Chateau VVB has been thinking about technology a bit lately. We're probably the only household in the leafy western suburbs not to have a big screen TV. We've been talking about it for about a year, during which time of course the prices have fallen quite a bit. LCD screens seem to have been displacing plasma, at least in smaller big screens, if you follow me.
The reception on most channels has been variable, but in particular Channel 10 has been close to unwatchable (that's not a comment on program content, although ti probably should be. Anyway last weekend we splurged on a basic set top box - standard definition and no hard disc -and the results were just bloody amazing. The pictures are sharp and stable, there's no ghosting and the picture quality is the same for ABC, 7, 9, 10 and SBS. Of course this cuts out Briz31 which I watch a bit, so it gets relegated to a small TV in the kitchen.
So this was all quite revelatory and got us wondering about why anyone would want high definition TV. No doubt there is another leap of quality involved, but how much? And, what about the quality at the other end of the system, namely the eyes? For ageing baby boomers such as Mrs VVB and me, who are both reliant on glasses (and I've only got sight in one eye anyway), what would be the real improvement from HDTV? I also recall reading somewhere recently about the effect of HDTV on people such as newsreaders: apparently even small skin blemishes are reproduced in great detail, requiring new ways of applying makeup. Obviously a killer issue for female newsreaders, an occupation very reliant on looking hawt.
I'd also been reading about the emerging HD DVD war between HD-DVD and Blu-Ray, which threatened to be a rerun of the VHS/Betamax debacle of the early 1980s. So this article about a possible techno fix was intriguing. The article does point out though that the inventors, LG, would need to pay double licensing fees which may make its player uneconomic.
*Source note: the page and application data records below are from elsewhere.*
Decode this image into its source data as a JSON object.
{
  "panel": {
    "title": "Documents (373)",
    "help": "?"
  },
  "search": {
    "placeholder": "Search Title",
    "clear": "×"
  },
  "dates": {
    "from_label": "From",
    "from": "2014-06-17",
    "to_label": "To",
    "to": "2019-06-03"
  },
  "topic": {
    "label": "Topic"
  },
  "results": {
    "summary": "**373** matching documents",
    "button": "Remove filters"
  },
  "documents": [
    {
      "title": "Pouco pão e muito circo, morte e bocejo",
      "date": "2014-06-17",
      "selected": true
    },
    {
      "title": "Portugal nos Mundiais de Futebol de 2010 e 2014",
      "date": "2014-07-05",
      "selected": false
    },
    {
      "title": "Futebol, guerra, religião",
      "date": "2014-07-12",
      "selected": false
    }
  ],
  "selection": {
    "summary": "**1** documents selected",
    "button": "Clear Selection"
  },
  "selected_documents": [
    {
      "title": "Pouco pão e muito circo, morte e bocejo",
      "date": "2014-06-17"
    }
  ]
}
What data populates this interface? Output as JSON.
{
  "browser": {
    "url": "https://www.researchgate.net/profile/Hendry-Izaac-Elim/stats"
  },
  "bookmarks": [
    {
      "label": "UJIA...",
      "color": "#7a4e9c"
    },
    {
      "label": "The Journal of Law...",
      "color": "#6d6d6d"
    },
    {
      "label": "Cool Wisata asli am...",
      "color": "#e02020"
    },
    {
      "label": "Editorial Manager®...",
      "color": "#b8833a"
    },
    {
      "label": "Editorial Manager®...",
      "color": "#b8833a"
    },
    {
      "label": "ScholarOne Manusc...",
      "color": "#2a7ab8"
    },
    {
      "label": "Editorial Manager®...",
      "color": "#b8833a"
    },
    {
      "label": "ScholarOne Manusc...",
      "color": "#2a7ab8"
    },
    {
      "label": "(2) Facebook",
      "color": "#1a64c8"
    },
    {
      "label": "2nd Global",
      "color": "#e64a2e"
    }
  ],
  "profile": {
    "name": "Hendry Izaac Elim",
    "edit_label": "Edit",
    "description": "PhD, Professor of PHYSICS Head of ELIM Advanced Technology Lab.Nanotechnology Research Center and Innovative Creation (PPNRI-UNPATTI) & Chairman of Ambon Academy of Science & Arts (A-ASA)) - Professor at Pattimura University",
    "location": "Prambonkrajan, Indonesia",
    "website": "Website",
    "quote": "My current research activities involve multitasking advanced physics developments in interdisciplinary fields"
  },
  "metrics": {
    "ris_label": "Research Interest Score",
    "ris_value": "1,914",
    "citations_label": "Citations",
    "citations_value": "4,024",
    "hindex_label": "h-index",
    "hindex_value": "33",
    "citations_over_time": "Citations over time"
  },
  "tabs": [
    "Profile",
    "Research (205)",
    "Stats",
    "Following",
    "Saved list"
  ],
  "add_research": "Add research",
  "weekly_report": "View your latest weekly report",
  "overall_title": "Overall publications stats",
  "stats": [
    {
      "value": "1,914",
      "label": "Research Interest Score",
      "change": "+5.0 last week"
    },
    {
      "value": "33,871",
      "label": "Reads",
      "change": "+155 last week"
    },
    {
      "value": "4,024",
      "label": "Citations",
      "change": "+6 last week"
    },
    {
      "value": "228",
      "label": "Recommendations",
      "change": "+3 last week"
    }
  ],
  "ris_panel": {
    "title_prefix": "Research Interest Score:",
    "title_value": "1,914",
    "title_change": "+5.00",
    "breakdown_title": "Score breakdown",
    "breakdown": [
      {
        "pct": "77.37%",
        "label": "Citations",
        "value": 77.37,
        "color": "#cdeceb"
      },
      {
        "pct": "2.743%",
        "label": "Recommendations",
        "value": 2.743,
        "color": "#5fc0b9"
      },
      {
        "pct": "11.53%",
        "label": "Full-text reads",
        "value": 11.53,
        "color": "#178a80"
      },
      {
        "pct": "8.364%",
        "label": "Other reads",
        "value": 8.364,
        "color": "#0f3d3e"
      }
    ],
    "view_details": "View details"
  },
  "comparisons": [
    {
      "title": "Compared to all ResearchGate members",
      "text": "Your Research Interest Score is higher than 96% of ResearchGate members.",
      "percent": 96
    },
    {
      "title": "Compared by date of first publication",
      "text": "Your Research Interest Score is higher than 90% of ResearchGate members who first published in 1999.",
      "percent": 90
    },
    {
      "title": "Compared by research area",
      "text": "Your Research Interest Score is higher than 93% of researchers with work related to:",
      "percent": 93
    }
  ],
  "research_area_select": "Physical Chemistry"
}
The proponents of the newer technologies like Apple, with its iPod, and YouTube were forecasting that hard copy technologies such as DVD were doomed anyway. It seems to me that there are quite a few factors at work which make forescasting the eventual outcome a bit problematic:
- HD DVD in either format is still expensive, as new technologies usually are, and so take is limited to early adopters. You'd need to have prices fall before mainstream purchasers committed to the medium.
- Is the difference between standard and high definition all that worthwhile? Will consumers value the difference enough to take it up?
- What about the cost of content on YouTube, for example? Once a lot of the content is not free - as it has been but I believe there are copyright cases now in play - will there still be exponential growth?
- And finally, just to get a bit silly, suppose we have a swing back to a more community-oriented way of life rather than today's apparent triumph of individualism? Will it still be OK to walk around in an iPod cocoon, oblivious of one's surroundings, and to retreat to the home theatre?
Yes, I have heard of Ned Ludd. So has this bloke, it would seem.
We need to take account of the product cycle and economies generated through better distribution, provided those channels get their pricing right. My understanding is that popular culture distribution is tightly controlled by a small number of global players: hardly conductive to open competition with widespread consumer choice.